Finance Secretary Carlos G. Dominguez III (DOF photo)

Dominguez noted that developed economies were not only able to provide higher levels of stimulus measures, but also able to undertake their mass inoculations at a faster pace than the developing countries because of their vast financial resources. 

For this reason, he said the Philippines supported the strong call for developed countries, multilateral institutions, and global organizations to join forces in ensuring the accessibility of these life-saving doses to lower-income economies.

 “It is only through the just and equitable distribution of vaccines can the world achieve a safer recovery from this pandemic,” Dominguez said.

The Duterte administration is targeting to inoculate 70 million adult Filipinos by the end of the year to achieve herd immunity. However, initial phase of its vaccine rollout had moved too slowly due to limited global supply.

The Philippines, which started its vaccination in March, has ranked third among Southeast Asian countries in terms of coronavirus disease (COVID-19) doses administered.

At present, the country has a total supply of 7.57 million vaccine doses composed of Coronavac from Sinovac Biotech of China, AstraZeneca, and Sputnik V from Gamaleya Research Institute of Russia. 
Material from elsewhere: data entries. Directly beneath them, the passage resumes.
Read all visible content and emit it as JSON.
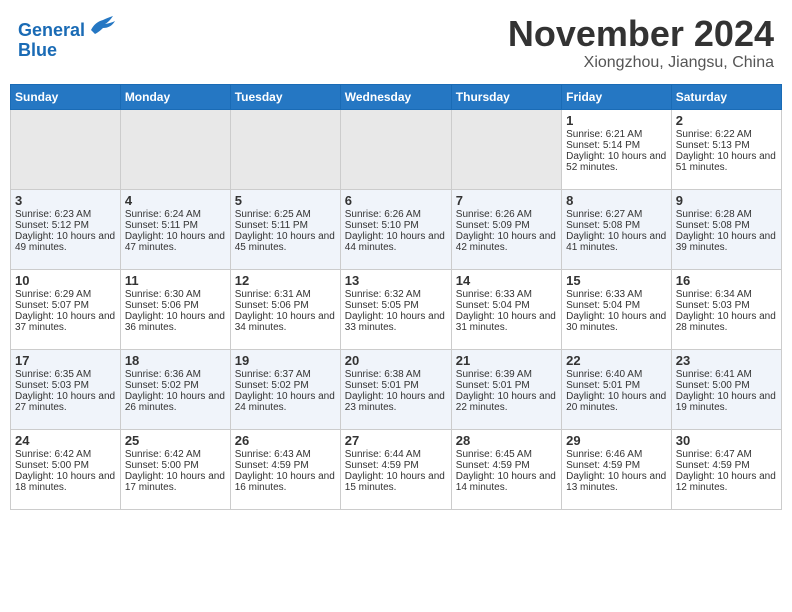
{
  "header": {
    "logo_line1": "General",
    "logo_line2": "Blue",
    "month_title": "November 2024",
    "location": "Xiongzhou, Jiangsu, China"
  },
  "weekdays": [
    "Sunday",
    "Monday",
    "Tuesday",
    "Wednesday",
    "Thursday",
    "Friday",
    "Saturday"
  ],
  "weeks": [
    [
      {
        "day": "",
        "sunrise": "",
        "sunset": "",
        "daylight": ""
      },
      {
        "day": "",
        "sunrise": "",
        "sunset": "",
        "daylight": ""
      },
      {
        "day": "",
        "sunrise": "",
        "sunset": "",
        "daylight": ""
      },
      {
        "day": "",
        "sunrise": "",
        "sunset": "",
        "daylight": ""
      },
      {
        "day": "",
        "sunrise": "",
        "sunset": "",
        "daylight": ""
      },
      {
        "day": "1",
        "sunrise": "Sunrise: 6:21 AM",
        "sunset": "Sunset: 5:14 PM",
        "daylight": "Daylight: 10 hours and 52 minutes."
      },
      {
        "day": "2",
        "sunrise": "Sunrise: 6:22 AM",
        "sunset": "Sunset: 5:13 PM",
        "daylight": "Daylight: 10 hours and 51 minutes."
      }
    ],
    [
      {
        "day": "3",
        "sunrise": "Sunrise: 6:23 AM",
        "sunset": "Sunset: 5:12 PM",
        "daylight": "Daylight: 10 hours and 49 minutes."
      },
      {
        "day": "4",
        "sunrise": "Sunrise: 6:24 AM",
        "sunset": "Sunset: 5:11 PM",
        "daylight": "Daylight: 10 hours and 47 minutes."
      },
      {
        "day": "5",
        "sunrise": "Sunrise: 6:25 AM",
        "sunset": "Sunset: 5:11 PM",
        "daylight": "Daylight: 10 hours and 45 minutes."
      },
      {
        "day": "6",
        "sunrise": "Sunrise: 6:26 AM",
        "sunset": "Sunset: 5:10 PM",
        "daylight": "Daylight: 10 hours and 44 minutes."
      },
      {
        "day": "7",
        "sunrise": "Sunrise: 6:26 AM",
        "sunset": "Sunset: 5:09 PM",
        "daylight": "Daylight: 10 hours and 42 minutes."
      },
      {
        "day": "8",
        "sunrise": "Sunrise: 6:27 AM",
        "sunset": "Sunset: 5:08 PM",
        "daylight": "Daylight: 10 hours and 41 minutes."
      },
      {
        "day": "9",
        "sunrise": "Sunrise: 6:28 AM",
        "sunset": "Sunset: 5:08 PM",
        "daylight": "Daylight: 10 hours and 39 minutes."
      }
    ],
    [
      {
        "day": "10",
        "sunrise": "Sunrise: 6:29 AM",
        "sunset": "Sunset: 5:07 PM",
        "daylight": "Daylight: 10 hours and 37 minutes."
      },
      {
        "day": "11",
        "sunrise": "Sunrise: 6:30 AM",
        "sunset": "Sunset: 5:06 PM",
        "daylight": "Daylight: 10 hours and 36 minutes."
      },
      {
        "day": "12",
        "sunrise": "Sunrise: 6:31 AM",
        "sunset": "Sunset: 5:06 PM",
        "daylight": "Daylight: 10 hours and 34 minutes."
      },
      {
        "day": "13",
        "sunrise": "Sunrise: 6:32 AM",
        "sunset": "Sunset: 5:05 PM",
        "daylight": "Daylight: 10 hours and 33 minutes."
      },
      {
        "day": "14",
        "sunrise": "Sunrise: 6:33 AM",
        "sunset": "Sunset: 5:04 PM",
        "daylight": "Daylight: 10 hours and 31 minutes."
      },
      {
        "day": "15",
        "sunrise": "Sunrise: 6:33 AM",
        "sunset": "Sunset: 5:04 PM",
        "daylight": "Daylight: 10 hours and 30 minutes."
      },
      {
        "day": "16",
        "sunrise": "Sunrise: 6:34 AM",
        "sunset": "Sunset: 5:03 PM",
        "daylight": "Daylight: 10 hours and 28 minutes."
      }
    ],
    [
      {
        "day": "17",
        "sunrise": "Sunrise: 6:35 AM",
        "sunset": "Sunset: 5:03 PM",
        "daylight": "Daylight: 10 hours and 27 minutes."
      },
      {
        "day": "18",
        "sunrise": "Sunrise: 6:36 AM",
        "sunset": "Sunset: 5:02 PM",
        "daylight": "Daylight: 10 hours and 26 minutes."
      },
      {
        "day": "19",
        "sunrise": "Sunrise: 6:37 AM",
        "sunset": "Sunset: 5:02 PM",
        "daylight": "Daylight: 10 hours and 24 minutes."
      },
      {
        "day": "20",
        "sunrise": "Sunrise: 6:38 AM",
        "sunset": "Sunset: 5:01 PM",
        "daylight": "Daylight: 10 hours and 23 minutes."
      },
      {
        "day": "21",
        "sunrise": "Sunrise: 6:39 AM",
        "sunset": "Sunset: 5:01 PM",
        "daylight": "Daylight: 10 hours and 22 minutes."
      },
      {
        "day": "22",
        "sunrise": "Sunrise: 6:40 AM",
        "sunset": "Sunset: 5:01 PM",
        "daylight": "Daylight: 10 hours and 20 minutes."
      },
      {
        "day": "23",
        "sunrise": "Sunrise: 6:41 AM",
        "sunset": "Sunset: 5:00 PM",
        "daylight": "Daylight: 10 hours and 19 minutes."
      }
    ],
    [
      {
        "day": "24",
        "sunrise": "Sunrise: 6:42 AM",
        "sunset": "Sunset: 5:00 PM",
        "daylight": "Daylight: 10 hours and 18 minutes."
      },
      {
        "day": "25",
        "sunrise": "Sunrise: 6:42 AM",
        "sunset": "Sunset: 5:00 PM",
        "daylight": "Daylight: 10 hours and 17 minutes."
      },
      {
        "day": "26",
        "sunrise": "Sunrise: 6:43 AM",
        "sunset": "Sunset: 4:59 PM",
        "daylight": "Daylight: 10 hours and 16 minutes."
      },
      {
        "day": "27",
        "sunrise": "Sunrise: 6:44 AM",
        "sunset": "Sunset: 4:59 PM",
        "daylight": "Daylight: 10 hours and 15 minutes."
      },
      {
        "day": "28",
        "sunrise": "Sunrise: 6:45 AM",
        "sunset": "Sunset: 4:59 PM",
        "daylight": "Daylight: 10 hours and 14 minutes."
      },
      {
        "day": "29",
        "sunrise": "Sunrise: 6:46 AM",
        "sunset": "Sunset: 4:59 PM",
        "daylight": "Daylight: 10 hours and 13 minutes."
      },
      {
        "day": "30",
        "sunrise": "Sunrise: 6:47 AM",
        "sunset": "Sunset: 4:59 PM",
        "daylight": "Daylight: 10 hours and 12 minutes."
      }
    ]
  ]
}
Of that number, the World Health Organization (WHO)-led Covax facility has so far delivered 2.55 million doses of AstraZeneca vaccines through the shipments that arrived on March 4, March 7, and May 8.

More than two million doses, meanwhile, have been administered in the conuntry, way below the government’s target to achieve herd immunity.

United Nations Secretary General António Guterres earlier expressed dismay with the “uneven and unfair” distribution of coronavirus vaccines, saying only 10 countries administered 75 percent of all vaccinations.

President Duterte had admitted that the country was facing a shortage of vaccine supply due to the world’s scarce stocks. 

The chief executive was concerned that rich nations have cornered most of the vaccine supplies while poor nations like the Philippines are left to scramble for remaining stocks.